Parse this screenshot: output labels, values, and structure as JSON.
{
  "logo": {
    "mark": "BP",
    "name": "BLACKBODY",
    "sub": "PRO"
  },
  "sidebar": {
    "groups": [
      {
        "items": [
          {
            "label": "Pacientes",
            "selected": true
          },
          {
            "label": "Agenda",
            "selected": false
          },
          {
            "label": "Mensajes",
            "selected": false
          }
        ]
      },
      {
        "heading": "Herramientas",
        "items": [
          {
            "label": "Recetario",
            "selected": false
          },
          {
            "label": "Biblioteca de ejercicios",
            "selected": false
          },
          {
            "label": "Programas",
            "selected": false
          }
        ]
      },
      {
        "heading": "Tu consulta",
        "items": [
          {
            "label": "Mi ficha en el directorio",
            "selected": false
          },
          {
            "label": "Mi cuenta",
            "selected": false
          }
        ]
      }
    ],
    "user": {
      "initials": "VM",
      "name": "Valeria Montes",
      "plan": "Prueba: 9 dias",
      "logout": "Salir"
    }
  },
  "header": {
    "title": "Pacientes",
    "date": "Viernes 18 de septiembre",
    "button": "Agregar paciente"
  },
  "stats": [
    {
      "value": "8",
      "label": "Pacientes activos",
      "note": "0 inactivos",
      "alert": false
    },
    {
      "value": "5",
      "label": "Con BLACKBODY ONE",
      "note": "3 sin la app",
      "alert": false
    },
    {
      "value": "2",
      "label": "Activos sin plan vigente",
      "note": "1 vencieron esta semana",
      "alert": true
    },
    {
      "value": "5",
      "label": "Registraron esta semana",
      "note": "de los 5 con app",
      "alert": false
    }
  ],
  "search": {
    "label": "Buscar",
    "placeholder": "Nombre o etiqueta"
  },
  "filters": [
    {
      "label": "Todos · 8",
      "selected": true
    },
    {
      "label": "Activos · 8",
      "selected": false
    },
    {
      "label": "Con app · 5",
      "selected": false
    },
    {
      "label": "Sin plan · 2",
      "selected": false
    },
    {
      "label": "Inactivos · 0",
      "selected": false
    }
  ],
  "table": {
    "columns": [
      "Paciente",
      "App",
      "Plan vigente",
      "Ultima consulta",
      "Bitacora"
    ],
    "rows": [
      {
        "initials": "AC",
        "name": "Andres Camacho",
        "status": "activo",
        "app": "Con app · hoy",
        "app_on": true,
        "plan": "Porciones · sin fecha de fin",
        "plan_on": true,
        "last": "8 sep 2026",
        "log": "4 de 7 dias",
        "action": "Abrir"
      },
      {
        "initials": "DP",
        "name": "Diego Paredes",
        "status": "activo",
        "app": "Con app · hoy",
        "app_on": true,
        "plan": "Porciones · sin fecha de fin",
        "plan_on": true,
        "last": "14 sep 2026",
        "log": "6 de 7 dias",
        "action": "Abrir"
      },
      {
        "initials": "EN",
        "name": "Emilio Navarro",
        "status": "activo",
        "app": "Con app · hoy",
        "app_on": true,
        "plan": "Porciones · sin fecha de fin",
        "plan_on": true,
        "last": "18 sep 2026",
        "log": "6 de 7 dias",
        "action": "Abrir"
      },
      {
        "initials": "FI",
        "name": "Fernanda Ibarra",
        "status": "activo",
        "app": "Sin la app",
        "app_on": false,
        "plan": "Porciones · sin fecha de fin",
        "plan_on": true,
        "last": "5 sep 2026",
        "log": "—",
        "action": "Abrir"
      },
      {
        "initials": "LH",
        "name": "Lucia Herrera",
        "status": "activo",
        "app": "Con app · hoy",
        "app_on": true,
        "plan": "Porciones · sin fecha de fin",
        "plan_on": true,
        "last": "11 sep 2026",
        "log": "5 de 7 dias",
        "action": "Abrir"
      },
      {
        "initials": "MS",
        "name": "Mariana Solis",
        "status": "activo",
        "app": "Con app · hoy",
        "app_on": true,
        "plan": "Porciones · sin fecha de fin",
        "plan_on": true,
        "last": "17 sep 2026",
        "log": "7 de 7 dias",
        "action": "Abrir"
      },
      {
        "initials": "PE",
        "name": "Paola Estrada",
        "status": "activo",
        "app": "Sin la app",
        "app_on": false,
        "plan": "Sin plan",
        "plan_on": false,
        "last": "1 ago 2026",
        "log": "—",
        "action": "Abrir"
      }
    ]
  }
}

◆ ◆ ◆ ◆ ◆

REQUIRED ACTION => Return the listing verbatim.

WRITTEN SOLUTION =>
Parse this screenshot: output labels, values, and structure as JSON.
{
  "logo": {
    "mark": "BP",
    "name": "BLACKBODY",
    "sub": "PRO"
  },
  "sidebar": {
    "groups": [
      {
        "items": [
          {
            "label": "Pacientes",
            "selected": true
          },
          {
            "label": "Agenda",
            "selected": false
          },
          {
            "label": "Mensajes",
            "selected": false
          }
        ]
      },
      {
        "heading": "Herramientas",
        "items": [
          {
            "label": "Recetario",
            "selected": false
          },
          {
            "label": "Biblioteca de ejercicios",
            "selected": false
          },
          {
            "label": "Programas",
            "selected": false
          }
        ]
      },
      {
        "heading": "Tu consulta",
        "items": [
          {
            "label": "Mi ficha en el directorio",
            "selected": false
          },
          {
            "label": "Mi cuenta",
            "selected": false
          }
        ]
      }
    ],
    "user": {
      "initials": "VM",
      "name": "Valeria Montes",
      "plan": "Prueba: 9 dias",
      "logout": "Salir"
    }
  },
  "header": {
    "title": "Pacientes",
    "date": "Viernes 18 de septiembre",
    "button": "Agregar paciente"
  },
  "stats": [
    {
      "value": "8",
      "label": "Pacientes activos",
      "note": "0 inactivos",
      "alert": false
    },
    {
      "value": "5",
      "label": "Con BLACKBODY ONE",
      "note": "3 sin la app",
      "alert": false
    },
    {
      "value": "2",
      "label": "Activos sin plan vigente",
      "note": "1 vencieron esta semana",
      "alert": true
    },
    {
      "value": "5",
      "label": "Registraron esta semana",
      "note": "de los 5 con app",
      "alert": false
    }
  ],
  "search": {
    "label": "Buscar",
    "placeholder": "Nombre o etiqueta"
  },
  "filters": [
    {
      "label": "Todos · 8",
      "selected": true
    },
    {
      "label": "Activos · 8",
      "selected": false
    },
    {
      "label": "Con app · 5",
      "selected": false
    },
    {
      "label": "Sin plan · 2",
      "selected": false
    },
    {
      "label": "Inactivos · 0",
      "selected": false
    }
  ],
  "table": {
    "columns": [
      "Paciente",
      "App",
      "Plan vigente",
      "Ultima consulta",
      "Bitacora"
    ],
    "rows": [
      {
        "initials": "AC",
        "name": "Andres Camacho",
        "status": "activo",
        "app": "Con app · hoy",
        "app_on": true,
        "plan": "Porciones · sin fecha de fin",
        "plan_on": true,
        "last": "8 sep 2026",
        "log": "4 de 7 dias",
        "action": "Abrir"
      },
      {
        "initials": "DP",
        "name": "Diego Paredes",
        "status": "activo",
        "app": "Con app · hoy",
        "app_on": true,
        "plan": "Porciones · sin fecha de fin",
        "plan_on": true,
        "last": "14 sep 2026",
        "log": "6 de 7 dias",
        "action": "Abrir"
      },
      {
        "initials": "EN",
        "name": "Emilio Navarro",
        "status": "activo",
        "app": "Con app · hoy",
        "app_on": true,
        "plan": "Porciones · sin fecha de fin",
        "plan_on": true,
        "last": "18 sep 2026",
        "log": "6 de 7 dias",
        "action": "Abrir"
      },
      {
        "initials": "FI",
        "name": "Fernanda Ibarra",
        "status": "activo",
        "app": "Sin la app",
        "app_on": false,
        "plan": "Porciones · sin fecha de fin",
        "plan_on": true,
        "last": "5 sep 2026",
        "log": "—",
        "action": "Abrir"
      },
      {
        "initials": "LH",
        "name": "Lucia Herrera",
        "status": "activo",
        "app": "Con app · hoy",
        "app_on": true,
        "plan": "Porciones · sin fecha de fin",
        "plan_on": true,
        "last": "11 sep 2026",
        "log": "5 de 7 dias",
        "action": "Abrir"
      },
      {
        "initials": "MS",
        "name": "Mariana Solis",
        "status": "activo",
        "app": "Con app · hoy",
        "app_on": true,
        "plan": "Porciones · sin fecha de fin",
        "plan_on": true,
        "last": "17 sep 2026",
        "log": "7 de 7 dias",
        "action": "Abrir"
      },
      {
        "initials": "PE",
        "name": "Paola Estrada",
        "status": "activo",
        "app": "Sin la app",
        "app_on": false,
        "plan": "Sin plan",
        "plan_on": false,
        "last": "1 ago 2026",
        "log": "—",
        "action": "Abrir"
      }
    ]
  }
}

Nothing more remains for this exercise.